The discovery of water on the moon seemed unlikely almost a year ago when the LCROSS confirmed its presence in vast amounts, but the discovery that would come next may prove to be one of the greatest in the past century. NASA scientists are declaring that they may have discovered evidence of life on Mars. The discovery comes in the form of pond scum, which many are saying could be the first building block of life.
The discovery was made by two independent probes, Opportunity and Spirit which made a journey of 35 million miles before it arrived at the red planet and sent back its shocking discovery. NASA scientists are just as cautiously optimistic about the potential as when India’s Chandrayaan-1 first discovered signs of water on the moon. It seems despite drastic budget cuts for the space program this may prove to be an incredible next few years for space travel and discovery.
Previous missions have sent back data suggesting a strong possibility for liquid water on Mars, and possibly therefore lifeforms as well. Of course the term liquid water may sound redundant, but the primary difference between ice and liquid water is that water in its solid form is static most of the time except on the occasions when it melts. Static water would not allow the movement and sustenance of life, and would inhibit a life-form’s ability to photosynthesize. The presence of liquid state water would, however, act as an amniotic fluid to allow life to evolve and thrive. The likelihood for there being liquid water on the surface as new data is gathered continues to increase from month to month.
Scientists who are not confident that life exists on Mars currently are still open to the possibility that it may have housed life at one point in the past. The presence of Gypsum on the planet’s surface is a strong indicator that there could have been life previously on the surface or deep within the crevices at one point. The martian landscape has plenty of opportunity for entire cities the size of New York to hide without being visible to orbital satellites or low orbit probes. Could these crevices contain the ruins of lost civilizations from thousands or even millions of years ago?

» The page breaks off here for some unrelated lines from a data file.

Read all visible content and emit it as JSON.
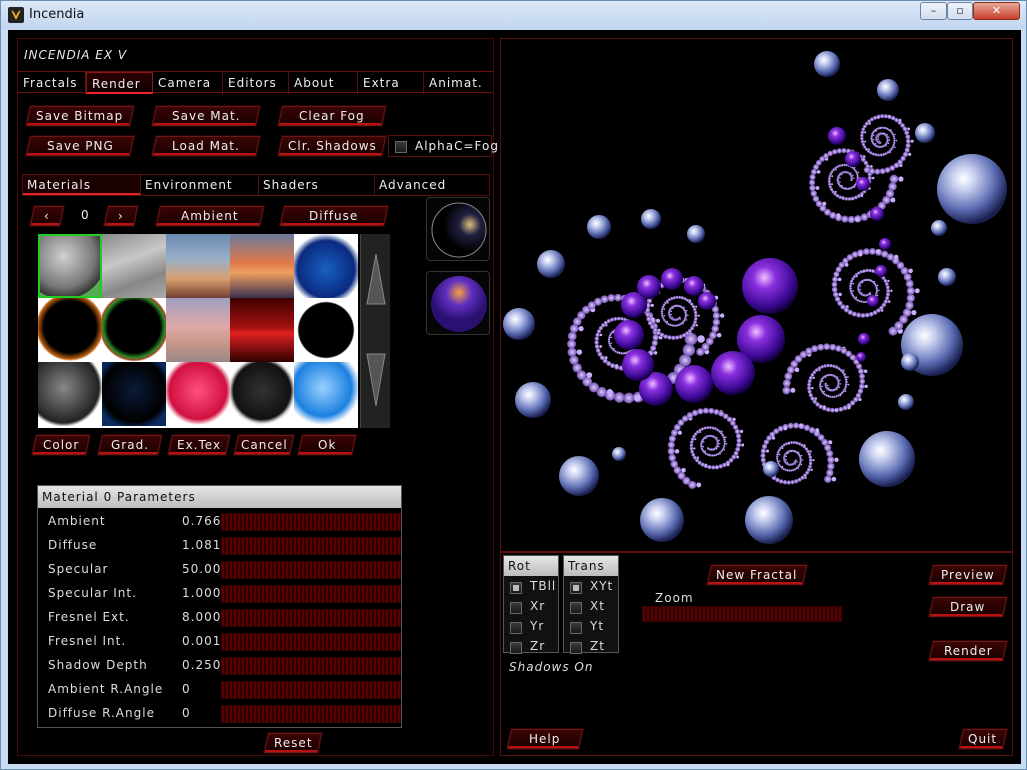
{
  "window": {
    "title": "Incendia",
    "min": "–",
    "max": "▫",
    "close": "✕"
  },
  "app_title": "INCENDIA EX V",
  "tabs": [
    "Fractals",
    "Render",
    "Camera",
    "Editors",
    "About",
    "Extra",
    "Animat."
  ],
  "render_buttons": {
    "save_bitmap": "Save Bitmap",
    "save_mat": "Save Mat.",
    "clear_fog": "Clear Fog",
    "save_png": "Save PNG",
    "load_mat": "Load Mat.",
    "clr_shadows": "Clr. Shadows",
    "alphac_fog": "AlphaC=Fog"
  },
  "subtabs": [
    "Materials",
    "Environment",
    "Shaders",
    "Advanced"
  ],
  "material": {
    "prev": "‹",
    "index": "0",
    "next": "›",
    "ambient": "Ambient",
    "diffuse": "Diffuse"
  },
  "grid_buttons": {
    "color": "Color",
    "grad": "Grad.",
    "extex": "Ex.Tex",
    "cancel": "Cancel",
    "ok": "Ok"
  },
  "params": {
    "title": "Material 0  Parameters",
    "rows": [
      {
        "label": "Ambient",
        "value": "0.766"
      },
      {
        "label": "Diffuse",
        "value": "1.081"
      },
      {
        "label": "Specular",
        "value": "50.00"
      },
      {
        "label": "Specular Int.",
        "value": "1.000"
      },
      {
        "label": "Fresnel Ext.",
        "value": "8.000"
      },
      {
        "label": "Fresnel Int.",
        "value": "0.001"
      },
      {
        "label": "Shadow Depth",
        "value": "0.250"
      },
      {
        "label": "Ambient R.Angle",
        "value": "0"
      },
      {
        "label": "Diffuse R.Angle",
        "value": "0"
      }
    ],
    "reset": "Reset"
  },
  "controls": {
    "rot": {
      "head": "Rot",
      "items": [
        "TBll",
        "Xr",
        "Yr",
        "Zr"
      ]
    },
    "trans": {
      "head": "Trans",
      "items": [
        "XYt",
        "Xt",
        "Yt",
        "Zt"
      ]
    },
    "shadows": "Shadows  On",
    "new_fractal": "New Fractal",
    "zoom": "Zoom",
    "preview": "Preview",
    "draw": "Draw",
    "render": "Render",
    "help": "Help",
    "quit": "Quit"
  },
  "colors": {
    "accent": "#cc1111",
    "panel_border": "#5a0e0e",
    "background": "#000000"
  }
}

Dr. Steve Squyres spoke earlier this month alongside four other experts at a press conference dedicated to the 50th anniversary of astrobiological research. Assembled before colleagues and reporters, Dr. Squyres said the only way for life to be confirmed on Mars would be to bring back Martian rocks containing fossil evidence. He went on to talk about the detection of Methane in the Martian atmosphere suggesting life may be present in bountiful quantity even today. Since Methane molecules disperse quickly, if biological in origin it would provide sufficient evidence that life on Mars was not only present, but incredibly present and contemporary. Of course the alternative theory would be deep hot fissures in the Martian landscape which, ironically, is the perfect place for life to develop.